After the bootmaster CPU has been selected, the system's progress can be monitored on the System Controller's display. Use the function buttons to select the Boot Status menu, and a series of status messages are displayed during a normal boot cycle (see Table 3-2).
Do not press any of the front panel buttons until the “Boot Arbitration is Complete” message is displayed by the System Controller. Pressing the buttons before the bootmaster CPU is identified aborts the boot arbitration process. When the power-on tests have completed, you see this message:
Starting up the system...
To perform System Maintenance instead, press <Esc>.
Boot Status Message
BOOT ARBITRATION NOT STARTED
The system CPU boards have not begun the arbitration process.
BOOT ARBITRATION IN PROCESS
The system CPU boards are communicating to decide which one will be the bootmaster CPU.
BOOT ARBITRATION IS COMPLETE SLOT #xx PROC #yy
The chosen CPU has identified itself to the System Controller, and communication is fully established.
To reconfigure your system or to list your system's hardware, press <Esc> within five seconds.

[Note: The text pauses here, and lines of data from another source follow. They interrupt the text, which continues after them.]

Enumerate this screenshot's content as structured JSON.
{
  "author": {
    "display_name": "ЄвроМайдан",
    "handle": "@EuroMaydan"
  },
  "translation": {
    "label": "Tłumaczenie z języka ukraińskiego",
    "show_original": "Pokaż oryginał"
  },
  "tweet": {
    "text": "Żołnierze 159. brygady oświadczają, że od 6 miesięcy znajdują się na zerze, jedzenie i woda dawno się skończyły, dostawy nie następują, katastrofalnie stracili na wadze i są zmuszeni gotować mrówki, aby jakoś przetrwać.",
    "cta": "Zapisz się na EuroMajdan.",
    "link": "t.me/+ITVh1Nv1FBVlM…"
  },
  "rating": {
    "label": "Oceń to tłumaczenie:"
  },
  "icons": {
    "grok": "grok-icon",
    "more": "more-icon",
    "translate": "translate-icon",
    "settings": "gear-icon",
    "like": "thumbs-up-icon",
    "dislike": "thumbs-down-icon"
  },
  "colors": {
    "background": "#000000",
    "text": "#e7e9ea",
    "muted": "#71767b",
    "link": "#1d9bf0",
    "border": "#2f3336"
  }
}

|Note: If you don't press <Esc> within five seconds, the system will come up and display the desktop. If this happens, log in, shut down the system using the “System Shutdown” command from the System Maintenance menu, and then restart it when prompted.|

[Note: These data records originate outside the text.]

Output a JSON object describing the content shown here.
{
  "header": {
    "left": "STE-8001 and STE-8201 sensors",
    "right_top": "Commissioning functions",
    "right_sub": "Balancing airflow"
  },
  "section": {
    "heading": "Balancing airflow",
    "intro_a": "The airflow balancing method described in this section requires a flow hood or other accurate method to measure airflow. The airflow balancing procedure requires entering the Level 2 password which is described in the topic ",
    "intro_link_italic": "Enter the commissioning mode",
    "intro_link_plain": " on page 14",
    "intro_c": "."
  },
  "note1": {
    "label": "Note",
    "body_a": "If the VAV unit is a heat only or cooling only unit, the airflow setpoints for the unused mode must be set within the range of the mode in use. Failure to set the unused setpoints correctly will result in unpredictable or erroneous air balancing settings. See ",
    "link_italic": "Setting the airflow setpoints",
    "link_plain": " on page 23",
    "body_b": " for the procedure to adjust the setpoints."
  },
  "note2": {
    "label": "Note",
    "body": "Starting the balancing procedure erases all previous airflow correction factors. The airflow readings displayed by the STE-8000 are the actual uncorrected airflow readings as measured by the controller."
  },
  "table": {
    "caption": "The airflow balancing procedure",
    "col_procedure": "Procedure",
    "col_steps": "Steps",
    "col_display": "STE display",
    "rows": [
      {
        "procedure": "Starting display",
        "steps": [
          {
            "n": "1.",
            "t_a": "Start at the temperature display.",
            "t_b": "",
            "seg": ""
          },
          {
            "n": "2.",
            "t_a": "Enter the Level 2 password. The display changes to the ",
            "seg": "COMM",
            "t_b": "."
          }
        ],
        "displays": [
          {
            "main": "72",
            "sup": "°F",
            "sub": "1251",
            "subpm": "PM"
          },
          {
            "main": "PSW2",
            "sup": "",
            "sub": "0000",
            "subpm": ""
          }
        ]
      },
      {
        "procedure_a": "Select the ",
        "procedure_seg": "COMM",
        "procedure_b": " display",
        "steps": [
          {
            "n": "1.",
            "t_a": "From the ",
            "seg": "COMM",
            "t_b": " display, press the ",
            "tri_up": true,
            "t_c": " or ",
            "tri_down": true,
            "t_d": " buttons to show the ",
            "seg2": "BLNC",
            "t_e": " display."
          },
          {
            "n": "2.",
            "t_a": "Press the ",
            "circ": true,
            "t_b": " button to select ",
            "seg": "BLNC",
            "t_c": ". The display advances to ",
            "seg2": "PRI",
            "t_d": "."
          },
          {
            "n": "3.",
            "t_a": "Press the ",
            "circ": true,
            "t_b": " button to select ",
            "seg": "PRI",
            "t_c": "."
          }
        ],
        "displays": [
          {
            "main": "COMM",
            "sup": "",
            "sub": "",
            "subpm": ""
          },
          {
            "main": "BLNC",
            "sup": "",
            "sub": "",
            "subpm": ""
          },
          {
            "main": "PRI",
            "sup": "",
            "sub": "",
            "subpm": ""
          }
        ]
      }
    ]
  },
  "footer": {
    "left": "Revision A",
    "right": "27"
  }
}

When the System Maintenance menu appears, type 5 to select “Enter Command Monitor.”
|Note: See the IRIX Advanced Site and Server Administration Guide for information on reconfiguring your system.|
The basic IRIX® operating system is factory-installed on your system disk. No software installation is required. If additional software is desired, it must be downloaded either locally (using a CD player) or downloaded remotely, over the network. See the IRIX Advanced Site and Server Administration Guide for additional information about mounting and configuring drives. Refer to the IRIS Software Installation Guide for the steps required to download the software.
|Note: A copy of the IRIX operating system is supplied with the system on a compact disc (1/4-inch tape can be special-ordered). Place the CD or tapes in a secure place in case you ever need to reinstall the operating system.|
Become superuser by typing /bin/su and pressing <Enter>.
Enter your superuser password, if prompted.
When the superuser prompt (#) appears, type /etc/shutdown and press <Enter>.
A message similar to the following appears on the screen:
Okay to power off the system now. Press any key to restart.
Open the lower front access door, insert the key in the key switch, and turn the key switch to the Off position.
Turn off the power switches for the system and the peripherals in the following order:
Printer (if installed)
|Note: Before you power off the server, be sure to inform all of the server's clients in advance.|
Reset your system by turning the key switch, next to the System Controller function buttons, to the Manager position. Use the scroll buttons to bring up the Reset menu. Press the Menu button to activate the menu, then press the Execute button to reset the system. Use only the Reset function, not the main power switch, to reboot your system if the system is completely unresponsive. If your system responds to input, use the halt command.